As it happens, Pentecost offers us a very timely opportunity to share an example of Beneventan chant from the 11th century. In the Missale Romanum, the antiphona ad communionem for Pentecost is Factus est repente. From MS 40 (found in folio 70v) of the Beneventan Capitular Library, we present this same chant, this time marked as ingressa for Pentecost in the Beneventan liturgy:

Factus est repente

The Beneventan ingressa, much like its Ambrosian namesake, corresponds to the Roman introitus, what we now see in the 1962 books as antiphona ad introitum. Generally speaking, the introit, sometimes with the communion, is the simplest plainchant piece in the Gregorian repertoire. Where the Roman liturgy employs simple chant, the Beneventan liturgy explodes in its plainchant with a florid procession of neumes.

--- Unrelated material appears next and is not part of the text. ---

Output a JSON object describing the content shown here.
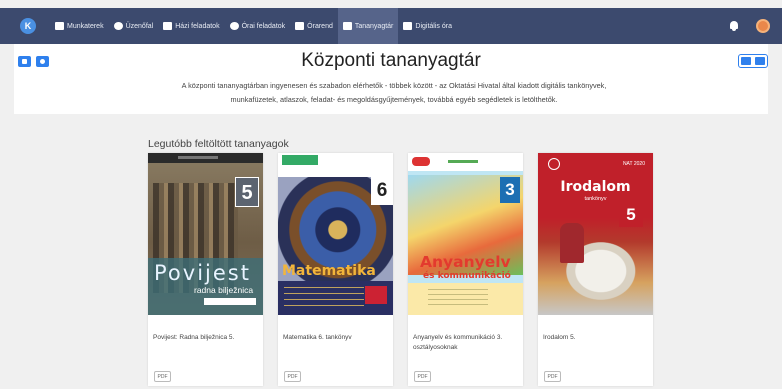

There are only few surviving pieces of Beneventan chant. Its greatest repository, the Benedictine monastery of Monte Cassino, was heavily damaged by Allied bombing during World War II. Part of the casualties were manuscripts that would have made the remaining years of ossified purveyors of musical paleography happier. The mere fact that a few survived is reason enough for thanksgiving.

Ut in omnibus laudetur Dominus.

 

Schedule: Pentecost 2017

This year, Pentecost falls on 4 June. The Vigil of Pentecost will be celebrated at the Most Holy Redeemer Parish on Saturday, 3 June, at 2:00 pm. Mass will follow after the Vigil.

Pentecost CGSCOX

On Whitsunday itself, Mass will be celebrated according to the Sunday schedule, at 2:00 pm. Incidentally, this is also the first Sunday of June, on which the aforesaid parish celebrates its patronal feast, Our Lady of the Sacred Heart. Pentecost, being a first class feast inscribed in the universal calendar, takes precedence over all first class liturgical celebrations in particular calendars, and admits no commemorations.

Veni, Sancte Spiritus !